- [What the task asks]:
Copy out the listing beneath, missing nothing.

[Start of Attachment]

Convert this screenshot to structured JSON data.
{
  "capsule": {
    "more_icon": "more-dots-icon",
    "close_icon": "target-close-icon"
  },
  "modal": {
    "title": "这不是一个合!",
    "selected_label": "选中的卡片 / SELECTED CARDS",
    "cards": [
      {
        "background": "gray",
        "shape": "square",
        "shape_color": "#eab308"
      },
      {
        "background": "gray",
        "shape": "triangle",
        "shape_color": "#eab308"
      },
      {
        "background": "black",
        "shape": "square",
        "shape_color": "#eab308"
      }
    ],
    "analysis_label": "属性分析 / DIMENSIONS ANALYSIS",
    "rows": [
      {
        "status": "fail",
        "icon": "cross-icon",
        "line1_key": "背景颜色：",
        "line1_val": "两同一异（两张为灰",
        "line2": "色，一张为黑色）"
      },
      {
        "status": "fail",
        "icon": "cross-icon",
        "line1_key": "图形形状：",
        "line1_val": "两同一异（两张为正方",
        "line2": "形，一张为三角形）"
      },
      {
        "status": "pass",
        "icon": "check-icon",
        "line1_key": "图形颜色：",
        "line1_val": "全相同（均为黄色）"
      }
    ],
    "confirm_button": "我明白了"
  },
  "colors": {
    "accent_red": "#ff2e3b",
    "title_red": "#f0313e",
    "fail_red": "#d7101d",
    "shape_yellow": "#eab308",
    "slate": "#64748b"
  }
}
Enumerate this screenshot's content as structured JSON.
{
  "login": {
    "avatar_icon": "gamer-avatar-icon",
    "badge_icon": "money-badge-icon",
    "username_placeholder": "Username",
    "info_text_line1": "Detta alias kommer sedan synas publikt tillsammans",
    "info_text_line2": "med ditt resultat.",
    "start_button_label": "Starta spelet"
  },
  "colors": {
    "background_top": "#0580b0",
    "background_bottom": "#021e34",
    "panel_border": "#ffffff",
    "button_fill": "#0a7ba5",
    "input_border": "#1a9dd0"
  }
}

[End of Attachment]

- [Answer]:
Convert this screenshot to structured JSON data.
{
  "capsule": {
    "more_icon": "more-dots-icon",
    "close_icon": "target-close-icon"
  },
  "modal": {
    "title": "这不是一个合!",
    "selected_label": "选中的卡片 / SELECTED CARDS",
    "cards": [
      {
        "background": "gray",
        "shape": "square",
        "shape_color": "#eab308"
      },
      {
        "background": "gray",
        "shape": "triangle",
        "shape_color": "#eab308"
      },
      {
        "background": "black",
        "shape": "square",
        "shape_color": "#eab308"
      }
    ],
    "analysis_label": "属性分析 / DIMENSIONS ANALYSIS",
    "rows": [
      {
        "status": "fail",
        "icon": "cross-icon",
        "line1_key": "背景颜色：",
        "line1_val": "两同一异（两张为灰",
        "line2": "色，一张为黑色）"
      },
      {
        "status": "fail",
        "icon": "cross-icon",
        "line1_key": "图形形状：",
        "line1_val": "两同一异（两张为正方",
        "line2": "形，一张为三角形）"
      },
      {
        "status": "pass",
        "icon": "check-icon",
        "line1_key": "图形颜色：",
        "line1_val": "全相同（均为黄色）"
      }
    ],
    "confirm_button": "我明白了"
  },
  "colors": {
    "accent_red": "#ff2e3b",
    "title_red": "#f0313e",
    "fail_red": "#d7101d",
    "shape_yellow": "#eab308",
    "slate": "#64748b"
  }
}
Enumerate this screenshot's content as structured JSON.
{
  "login": {
    "avatar_icon": "gamer-avatar-icon",
    "badge_icon": "money-badge-icon",
    "username_placeholder": "Username",
    "info_text_line1": "Detta alias kommer sedan synas publikt tillsammans",
    "info_text_line2": "med ditt resultat.",
    "start_button_label": "Starta spelet"
  },
  "colors": {
    "background_top": "#0580b0",
    "background_bottom": "#021e34",
    "panel_border": "#ffffff",
    "button_fill": "#0a7ba5",
    "input_border": "#1a9dd0"
  }
}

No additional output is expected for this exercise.